    The hope is that everyone's efforts now to stay at home and reduce the spread of this deadly virus will slow that growth rate at the right time, and, in time, bring it down.

    Luck doesn't come into it, people are being told. Only a huge national effort will make the difference. Every one of us now has a part to play in making that happen.

  17. How is the UK policing lockdown?

    From on-the-spot-fines to dying blue lagoons black...

    Police here in the UK are able to issue on-the-spot penalty notices of up to £60 ($75) or even make arrests for those seen to be flouting UK measures to help tackle the virus.

    And there have been a few - if not entirely typical - cases of disobedience to handle. They include those caught threatening key workers by coughing, who will face serious criminal charges.

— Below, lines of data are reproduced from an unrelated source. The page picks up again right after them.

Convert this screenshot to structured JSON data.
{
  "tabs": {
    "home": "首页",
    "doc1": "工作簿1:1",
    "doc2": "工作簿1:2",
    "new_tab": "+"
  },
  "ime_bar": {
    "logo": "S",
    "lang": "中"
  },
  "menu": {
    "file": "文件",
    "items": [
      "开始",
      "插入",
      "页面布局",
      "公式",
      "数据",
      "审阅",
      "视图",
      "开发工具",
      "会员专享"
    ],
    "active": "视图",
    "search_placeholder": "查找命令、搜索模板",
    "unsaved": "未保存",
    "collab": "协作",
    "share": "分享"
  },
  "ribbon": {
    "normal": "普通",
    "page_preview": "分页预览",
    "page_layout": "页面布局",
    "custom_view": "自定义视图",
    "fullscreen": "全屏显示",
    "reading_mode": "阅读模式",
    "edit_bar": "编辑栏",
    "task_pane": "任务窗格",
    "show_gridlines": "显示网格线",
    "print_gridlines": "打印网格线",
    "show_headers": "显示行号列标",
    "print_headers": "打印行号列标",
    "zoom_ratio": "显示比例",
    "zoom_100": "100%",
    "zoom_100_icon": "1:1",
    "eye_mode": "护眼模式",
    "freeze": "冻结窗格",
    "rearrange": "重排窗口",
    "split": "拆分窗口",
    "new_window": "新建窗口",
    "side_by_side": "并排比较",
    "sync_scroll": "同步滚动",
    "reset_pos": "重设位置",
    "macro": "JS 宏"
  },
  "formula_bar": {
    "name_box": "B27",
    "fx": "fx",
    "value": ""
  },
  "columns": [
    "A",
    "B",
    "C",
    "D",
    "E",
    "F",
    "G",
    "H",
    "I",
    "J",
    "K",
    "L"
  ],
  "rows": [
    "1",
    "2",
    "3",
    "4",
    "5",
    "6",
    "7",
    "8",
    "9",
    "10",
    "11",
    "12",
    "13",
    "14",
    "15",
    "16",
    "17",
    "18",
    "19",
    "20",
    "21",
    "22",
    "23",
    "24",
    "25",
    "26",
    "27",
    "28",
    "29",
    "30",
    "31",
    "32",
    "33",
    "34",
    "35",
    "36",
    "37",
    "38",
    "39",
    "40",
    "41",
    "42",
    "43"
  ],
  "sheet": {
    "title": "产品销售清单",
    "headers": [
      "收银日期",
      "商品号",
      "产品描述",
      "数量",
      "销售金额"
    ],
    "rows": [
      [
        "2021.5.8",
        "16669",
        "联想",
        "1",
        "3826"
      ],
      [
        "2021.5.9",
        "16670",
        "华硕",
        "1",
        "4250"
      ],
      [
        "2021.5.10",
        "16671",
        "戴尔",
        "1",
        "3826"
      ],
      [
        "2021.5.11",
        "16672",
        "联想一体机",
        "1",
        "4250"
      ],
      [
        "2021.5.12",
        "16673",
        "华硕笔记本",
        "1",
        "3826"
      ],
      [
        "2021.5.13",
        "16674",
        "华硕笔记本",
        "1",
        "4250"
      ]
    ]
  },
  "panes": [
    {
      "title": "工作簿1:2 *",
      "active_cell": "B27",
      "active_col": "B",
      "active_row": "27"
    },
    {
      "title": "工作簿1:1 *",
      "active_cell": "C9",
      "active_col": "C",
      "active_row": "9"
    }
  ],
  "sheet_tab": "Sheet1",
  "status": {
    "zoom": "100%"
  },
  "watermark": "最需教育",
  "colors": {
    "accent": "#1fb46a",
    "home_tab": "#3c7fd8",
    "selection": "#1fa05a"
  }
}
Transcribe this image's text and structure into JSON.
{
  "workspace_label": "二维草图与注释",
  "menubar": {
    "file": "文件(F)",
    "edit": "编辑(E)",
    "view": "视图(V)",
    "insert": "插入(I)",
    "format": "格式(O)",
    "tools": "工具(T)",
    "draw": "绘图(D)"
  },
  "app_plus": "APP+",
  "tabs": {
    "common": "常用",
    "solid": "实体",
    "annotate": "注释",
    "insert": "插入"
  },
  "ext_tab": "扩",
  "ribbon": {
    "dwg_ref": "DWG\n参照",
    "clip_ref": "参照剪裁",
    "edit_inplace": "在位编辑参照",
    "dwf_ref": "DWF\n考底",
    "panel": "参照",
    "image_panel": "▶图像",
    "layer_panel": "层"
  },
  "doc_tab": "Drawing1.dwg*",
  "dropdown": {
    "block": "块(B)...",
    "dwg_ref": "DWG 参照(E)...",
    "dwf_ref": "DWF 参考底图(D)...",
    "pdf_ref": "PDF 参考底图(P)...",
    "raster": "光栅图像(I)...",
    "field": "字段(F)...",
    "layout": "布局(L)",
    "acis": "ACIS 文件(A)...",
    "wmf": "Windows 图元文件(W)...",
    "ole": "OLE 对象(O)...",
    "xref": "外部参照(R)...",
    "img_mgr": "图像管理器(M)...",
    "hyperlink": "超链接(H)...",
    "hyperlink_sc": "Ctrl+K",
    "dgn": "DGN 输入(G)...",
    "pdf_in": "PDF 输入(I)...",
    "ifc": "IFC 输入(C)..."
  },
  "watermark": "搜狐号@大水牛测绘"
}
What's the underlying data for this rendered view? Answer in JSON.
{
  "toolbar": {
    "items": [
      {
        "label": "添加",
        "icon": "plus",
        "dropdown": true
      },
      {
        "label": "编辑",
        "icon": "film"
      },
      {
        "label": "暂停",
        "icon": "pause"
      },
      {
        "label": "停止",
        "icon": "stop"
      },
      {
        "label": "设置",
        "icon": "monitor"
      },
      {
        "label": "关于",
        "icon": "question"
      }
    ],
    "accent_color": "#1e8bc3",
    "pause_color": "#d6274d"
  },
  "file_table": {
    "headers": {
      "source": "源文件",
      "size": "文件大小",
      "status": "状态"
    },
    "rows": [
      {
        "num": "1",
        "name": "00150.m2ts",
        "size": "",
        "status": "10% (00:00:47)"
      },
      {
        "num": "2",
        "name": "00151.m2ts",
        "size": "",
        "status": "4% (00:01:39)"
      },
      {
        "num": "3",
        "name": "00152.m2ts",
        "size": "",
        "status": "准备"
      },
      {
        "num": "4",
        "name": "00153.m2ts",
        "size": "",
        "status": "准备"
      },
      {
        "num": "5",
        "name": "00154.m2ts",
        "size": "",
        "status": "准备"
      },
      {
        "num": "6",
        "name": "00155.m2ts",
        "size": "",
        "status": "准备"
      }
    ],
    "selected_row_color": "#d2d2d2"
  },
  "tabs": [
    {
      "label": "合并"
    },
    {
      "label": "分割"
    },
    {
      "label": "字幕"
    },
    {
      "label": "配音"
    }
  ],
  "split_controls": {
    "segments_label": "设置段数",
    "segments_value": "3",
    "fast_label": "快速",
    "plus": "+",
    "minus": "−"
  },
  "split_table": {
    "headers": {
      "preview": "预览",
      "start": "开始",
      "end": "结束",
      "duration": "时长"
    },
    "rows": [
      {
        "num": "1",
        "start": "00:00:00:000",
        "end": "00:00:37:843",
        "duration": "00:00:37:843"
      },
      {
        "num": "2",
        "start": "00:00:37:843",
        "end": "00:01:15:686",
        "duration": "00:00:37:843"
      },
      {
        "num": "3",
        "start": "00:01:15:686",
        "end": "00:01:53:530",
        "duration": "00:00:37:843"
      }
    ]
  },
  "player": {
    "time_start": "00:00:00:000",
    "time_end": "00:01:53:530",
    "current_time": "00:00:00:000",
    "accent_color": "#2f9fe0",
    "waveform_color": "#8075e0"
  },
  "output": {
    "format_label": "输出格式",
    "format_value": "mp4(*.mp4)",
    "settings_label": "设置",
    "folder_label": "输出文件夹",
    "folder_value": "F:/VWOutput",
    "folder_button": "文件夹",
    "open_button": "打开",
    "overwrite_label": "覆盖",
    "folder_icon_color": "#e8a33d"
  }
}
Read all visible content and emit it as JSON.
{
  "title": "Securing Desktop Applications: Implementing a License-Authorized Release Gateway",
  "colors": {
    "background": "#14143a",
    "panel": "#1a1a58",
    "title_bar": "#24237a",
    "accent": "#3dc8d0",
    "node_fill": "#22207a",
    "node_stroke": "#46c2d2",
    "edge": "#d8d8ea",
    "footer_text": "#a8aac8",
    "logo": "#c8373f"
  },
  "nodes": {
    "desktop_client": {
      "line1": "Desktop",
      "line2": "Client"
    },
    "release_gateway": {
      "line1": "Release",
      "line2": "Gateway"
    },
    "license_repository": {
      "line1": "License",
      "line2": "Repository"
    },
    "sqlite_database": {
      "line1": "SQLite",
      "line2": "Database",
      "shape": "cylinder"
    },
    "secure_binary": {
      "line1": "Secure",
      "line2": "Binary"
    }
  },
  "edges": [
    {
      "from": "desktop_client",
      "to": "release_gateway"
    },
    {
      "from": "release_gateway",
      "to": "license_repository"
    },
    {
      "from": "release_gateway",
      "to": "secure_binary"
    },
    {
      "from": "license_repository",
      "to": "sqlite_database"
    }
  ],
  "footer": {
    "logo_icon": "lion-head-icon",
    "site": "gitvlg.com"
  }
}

At least two men have been convicted already.

    Another man in Nottinghamshire has been charged with assault after allegedly spitting at officers while claiming to have symptoms.

    Elsewhere, some police forces have been using more unusual tactics.

    For example, in Derbyshire police threw black dye into a tourist hotspot known as the blue lagoon, in a bid to reduce visitor numbers.

    Police in Derbyshire at the Blue Lagoon
    Image caption: Derbyshire Police said people had been gathering at the Blue Lagoon in "contravention of the current instruction of the UK government"

    One would-be holidaymaker from the Midlands was forced to turn his motorhome around on the motorway in Devon, with one sergeant saying the trip was "not in the spirit" of the effort to tackle the outbreak.

    And one force has witnessed a surge in calls from people reporting neighbours for going for more than one jog a day, or congregating for barbecues

    Meanwhile, police have begun appealing for retired officers to return to the fold during the pandemic.

    Ex officers have been telling the BBC why they are willing to answer the call.

  18. How to protect your mental health

    The coronavirus pandemic has plunged much of our everyday life into uncertainty and it’s a stressful time for people all around the world for different reasons.

    If you feel like worrying about the virus, or the constant news updates about its spread, is taking a toll on your mental health you can read some useful tips to support your wellbeing here.

  19. The latest from the Middle East

    A lot has been happening today. To catch you up, here is some of the latest coronavirus news from the Middle East.

    • Iran, one of the world's worst-hit countries, is going to allocate 20% of its annual state budget to fighting the outbreak, President Hassan Rouhani has said. Over the last 24 hours 139 more people died, bringing the total to 2,517
    • Palestinian groups in Gaza have cancelled mass rallies planned for next week along the border with Israel, amid concerns about the spread of the virus in the densely populated territory
    • Qatar reported its first death from coronavirus, and 28 more cases - bringing the total number of infections in the Gulf nation to 590.
    Coronavirus testing in Tehran
    Image caption: Coronavirus testing in Tehran
  20. Highlights from New York briefing

    Here's a bit more from New York Governor Andrew Cuomo's daily briefing from the state capital in Albany.

    Here is what he said:

    • New York City officials may shut parks and issue fines to people who continue to congregate in groups, in violation of state social distancing orders
    • New medical centres have opened across the state, with 4,000 new hospital beds created in recent days. One new treatment centre has been opened in each of NYC's five boroughs
    • The apex, which Mr Cuomo called "the war", is still 14 - 21 days away -and the time to prepare is now
    • He said he had not talked to President Trump about the idea of an "enforceable" quarantine imposed on the state, as well as the surrounding states of New Jersey and Connecticut
    • States should not be outbidding each other for medical devices - rather the federal government should do the buying on behalf of each state.
    People are seen out in Hudson River Park, during the outbreak of the coronavirus disease (COVID-19) in New York City, U.S., March 27, 2020
    Image caption: Parks could be shut if people don't observe social distancing, Governor Cuomo warned